(Excerpts from an interface dataset)
——

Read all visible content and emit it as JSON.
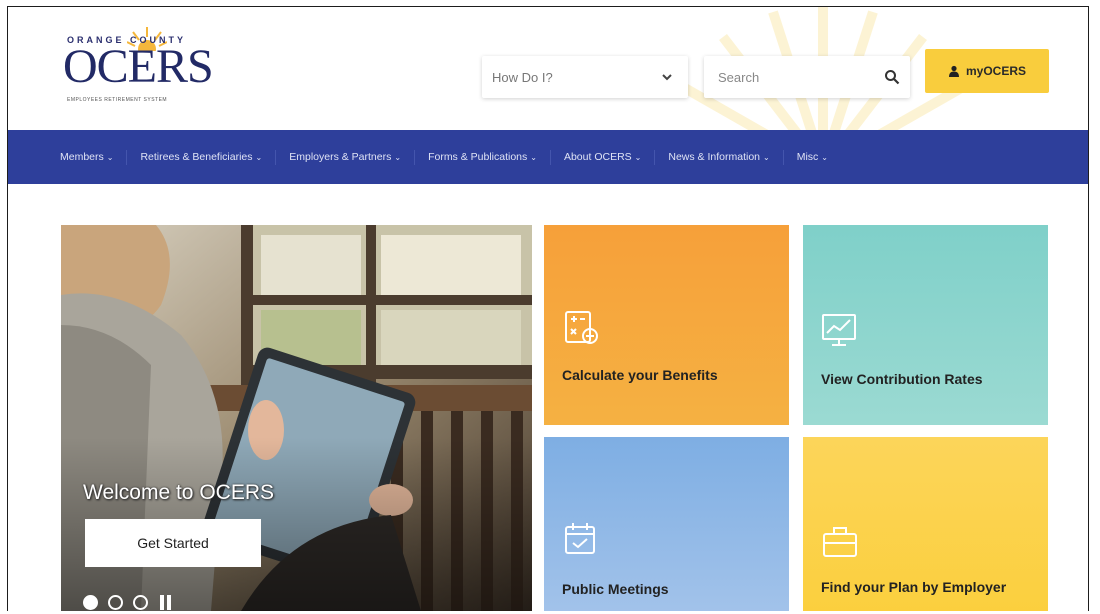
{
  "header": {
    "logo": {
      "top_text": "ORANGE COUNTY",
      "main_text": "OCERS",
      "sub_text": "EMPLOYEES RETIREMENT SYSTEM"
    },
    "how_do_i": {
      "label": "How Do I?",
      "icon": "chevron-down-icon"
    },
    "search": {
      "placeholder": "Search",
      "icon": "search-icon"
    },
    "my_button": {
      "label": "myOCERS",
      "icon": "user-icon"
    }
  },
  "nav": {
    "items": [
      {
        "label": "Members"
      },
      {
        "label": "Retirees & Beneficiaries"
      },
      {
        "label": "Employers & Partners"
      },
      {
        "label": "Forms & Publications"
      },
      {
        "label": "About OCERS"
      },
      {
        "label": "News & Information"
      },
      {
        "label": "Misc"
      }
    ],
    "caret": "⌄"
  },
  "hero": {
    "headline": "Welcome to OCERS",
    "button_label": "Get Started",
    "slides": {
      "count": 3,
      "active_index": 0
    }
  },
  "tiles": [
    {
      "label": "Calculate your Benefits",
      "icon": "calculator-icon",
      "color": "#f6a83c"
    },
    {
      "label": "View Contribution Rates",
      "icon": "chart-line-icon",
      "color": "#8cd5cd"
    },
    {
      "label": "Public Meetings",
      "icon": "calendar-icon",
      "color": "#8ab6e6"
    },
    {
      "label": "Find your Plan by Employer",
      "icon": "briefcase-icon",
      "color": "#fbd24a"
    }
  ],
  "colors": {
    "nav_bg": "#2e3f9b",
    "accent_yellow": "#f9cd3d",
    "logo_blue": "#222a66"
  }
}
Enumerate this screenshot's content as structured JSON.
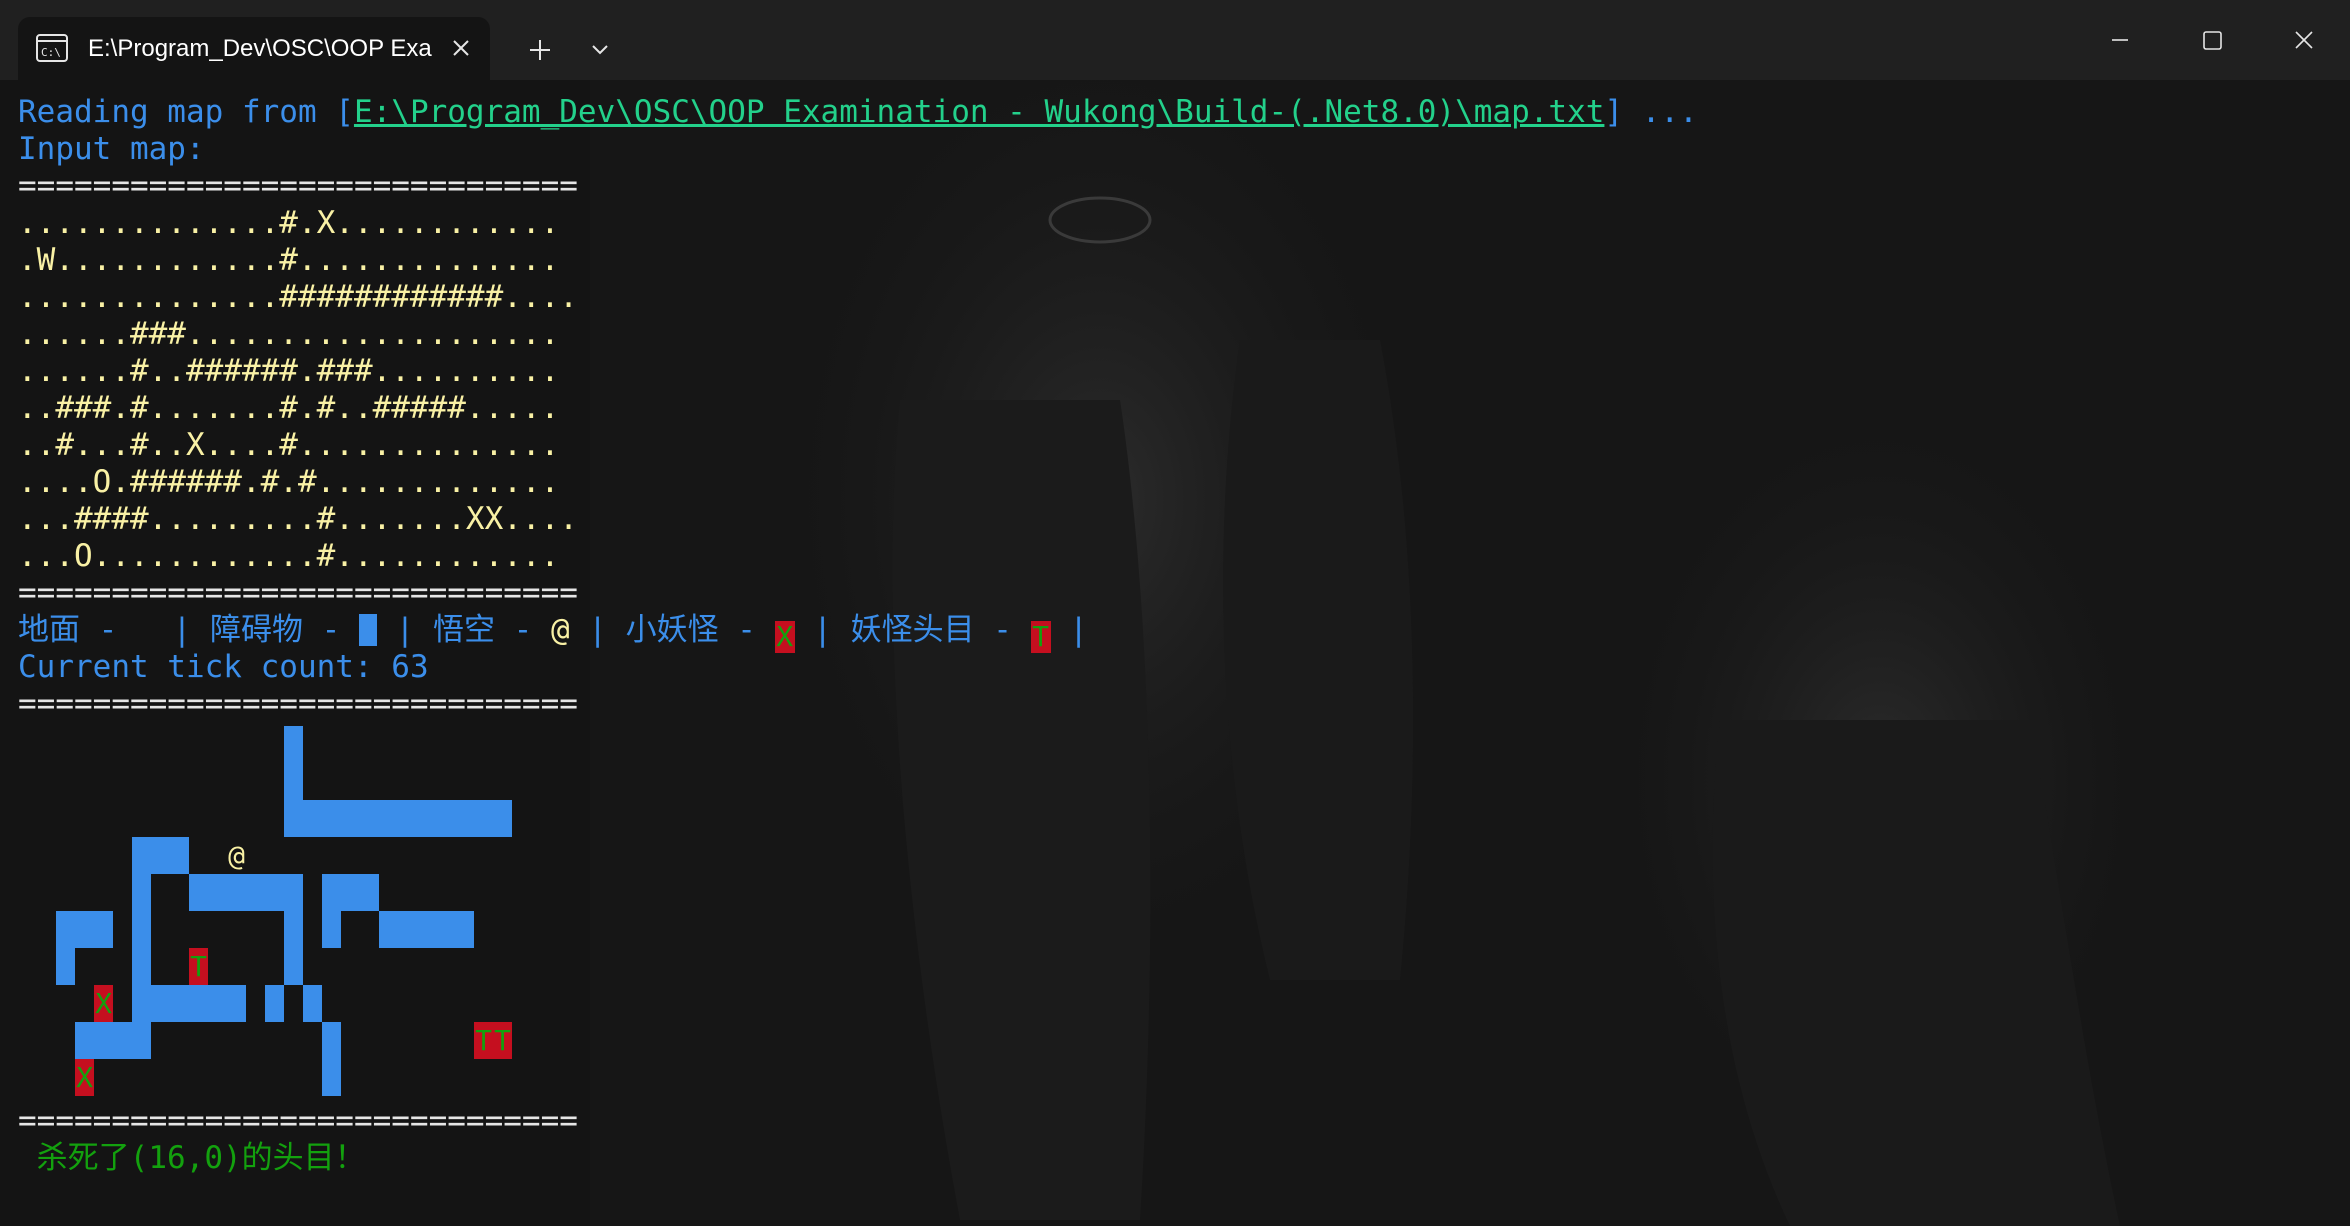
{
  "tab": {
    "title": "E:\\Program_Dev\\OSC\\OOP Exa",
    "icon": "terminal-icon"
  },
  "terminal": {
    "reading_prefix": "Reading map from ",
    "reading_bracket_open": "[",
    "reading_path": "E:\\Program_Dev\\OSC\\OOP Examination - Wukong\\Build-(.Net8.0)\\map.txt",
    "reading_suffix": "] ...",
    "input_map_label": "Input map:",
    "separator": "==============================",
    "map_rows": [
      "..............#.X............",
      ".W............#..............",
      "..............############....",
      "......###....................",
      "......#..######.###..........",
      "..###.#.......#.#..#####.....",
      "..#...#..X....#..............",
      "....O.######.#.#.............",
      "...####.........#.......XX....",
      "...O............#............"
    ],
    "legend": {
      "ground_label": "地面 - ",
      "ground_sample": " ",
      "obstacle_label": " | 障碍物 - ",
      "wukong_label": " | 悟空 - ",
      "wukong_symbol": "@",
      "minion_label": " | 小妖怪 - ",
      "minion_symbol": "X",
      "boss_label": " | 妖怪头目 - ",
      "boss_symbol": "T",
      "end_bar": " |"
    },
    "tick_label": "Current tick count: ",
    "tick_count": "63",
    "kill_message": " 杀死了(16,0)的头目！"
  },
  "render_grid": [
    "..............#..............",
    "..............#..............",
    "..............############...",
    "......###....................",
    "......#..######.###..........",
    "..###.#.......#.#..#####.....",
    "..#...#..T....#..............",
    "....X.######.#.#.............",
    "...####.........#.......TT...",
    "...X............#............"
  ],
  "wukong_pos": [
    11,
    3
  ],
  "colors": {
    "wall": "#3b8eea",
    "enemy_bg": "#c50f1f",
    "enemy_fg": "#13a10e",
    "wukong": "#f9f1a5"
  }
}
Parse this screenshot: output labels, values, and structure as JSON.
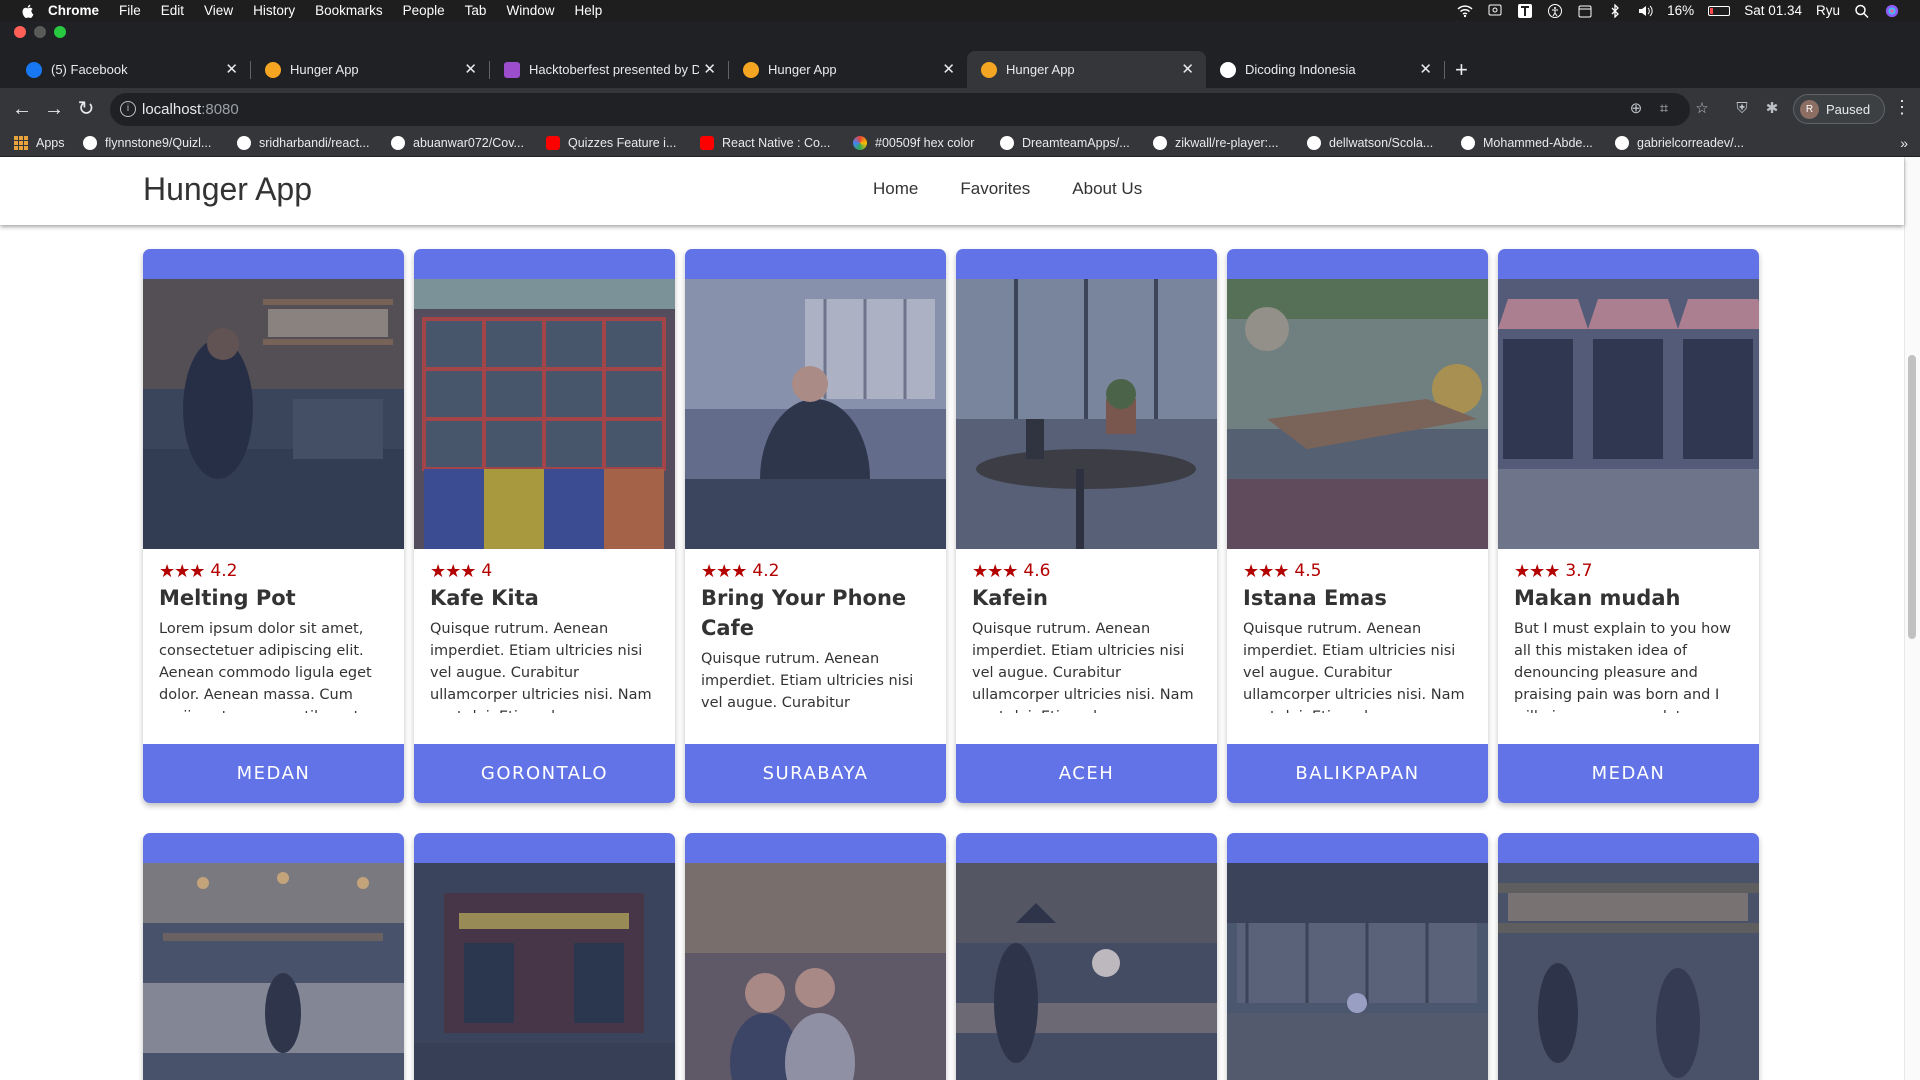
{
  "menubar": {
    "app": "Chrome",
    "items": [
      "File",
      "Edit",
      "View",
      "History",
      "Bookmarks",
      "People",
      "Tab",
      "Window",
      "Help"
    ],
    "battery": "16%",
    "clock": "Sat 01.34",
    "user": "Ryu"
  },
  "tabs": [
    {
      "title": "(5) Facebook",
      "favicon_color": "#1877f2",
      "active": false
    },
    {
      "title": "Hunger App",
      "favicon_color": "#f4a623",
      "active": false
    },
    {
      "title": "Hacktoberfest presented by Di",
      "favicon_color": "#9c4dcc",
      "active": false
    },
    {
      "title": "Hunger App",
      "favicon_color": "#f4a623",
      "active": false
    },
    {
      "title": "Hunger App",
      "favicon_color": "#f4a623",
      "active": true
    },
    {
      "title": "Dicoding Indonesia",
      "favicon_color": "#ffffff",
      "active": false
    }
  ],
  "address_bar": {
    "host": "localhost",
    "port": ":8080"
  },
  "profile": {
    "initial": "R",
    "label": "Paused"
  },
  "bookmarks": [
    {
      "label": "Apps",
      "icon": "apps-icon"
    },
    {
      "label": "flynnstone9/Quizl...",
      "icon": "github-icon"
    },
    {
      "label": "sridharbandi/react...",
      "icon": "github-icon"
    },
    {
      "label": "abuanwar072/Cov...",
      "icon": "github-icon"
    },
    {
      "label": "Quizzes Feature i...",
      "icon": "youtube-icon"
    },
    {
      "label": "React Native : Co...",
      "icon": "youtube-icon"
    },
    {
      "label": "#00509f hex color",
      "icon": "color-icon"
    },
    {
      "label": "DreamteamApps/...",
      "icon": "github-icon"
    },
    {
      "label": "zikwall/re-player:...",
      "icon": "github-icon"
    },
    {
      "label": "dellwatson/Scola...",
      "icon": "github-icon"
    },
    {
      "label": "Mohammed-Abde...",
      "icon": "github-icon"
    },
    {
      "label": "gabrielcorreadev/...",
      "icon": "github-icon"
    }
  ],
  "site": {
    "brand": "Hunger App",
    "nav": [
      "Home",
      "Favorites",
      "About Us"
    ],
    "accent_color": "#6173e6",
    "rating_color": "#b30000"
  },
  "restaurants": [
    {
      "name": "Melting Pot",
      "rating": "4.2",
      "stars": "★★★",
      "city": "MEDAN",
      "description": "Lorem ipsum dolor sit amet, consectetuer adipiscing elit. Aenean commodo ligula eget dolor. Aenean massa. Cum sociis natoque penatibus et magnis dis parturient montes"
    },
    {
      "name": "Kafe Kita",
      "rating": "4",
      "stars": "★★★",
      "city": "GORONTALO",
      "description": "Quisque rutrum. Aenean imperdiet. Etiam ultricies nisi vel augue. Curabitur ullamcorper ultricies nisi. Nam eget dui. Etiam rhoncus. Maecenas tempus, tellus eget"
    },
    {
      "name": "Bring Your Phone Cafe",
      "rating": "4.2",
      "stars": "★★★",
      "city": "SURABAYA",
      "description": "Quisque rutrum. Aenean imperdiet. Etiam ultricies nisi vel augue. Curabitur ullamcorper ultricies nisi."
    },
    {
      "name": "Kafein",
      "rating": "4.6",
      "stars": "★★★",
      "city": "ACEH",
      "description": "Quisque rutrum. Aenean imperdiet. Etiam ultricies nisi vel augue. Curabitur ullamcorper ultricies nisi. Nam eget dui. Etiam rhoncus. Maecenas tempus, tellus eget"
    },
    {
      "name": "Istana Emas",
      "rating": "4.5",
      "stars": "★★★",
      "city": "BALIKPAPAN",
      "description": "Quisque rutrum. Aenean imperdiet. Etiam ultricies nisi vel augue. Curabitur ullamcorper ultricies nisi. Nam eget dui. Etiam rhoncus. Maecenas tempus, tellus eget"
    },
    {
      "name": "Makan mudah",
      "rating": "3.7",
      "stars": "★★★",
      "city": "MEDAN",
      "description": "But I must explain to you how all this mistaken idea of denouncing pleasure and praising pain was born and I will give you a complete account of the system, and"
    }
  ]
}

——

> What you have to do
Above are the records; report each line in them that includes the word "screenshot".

> Solution
Enumerate this screenshot's content as structured JSON.
Parse this screenshot: output labels, values, and structure as JSON.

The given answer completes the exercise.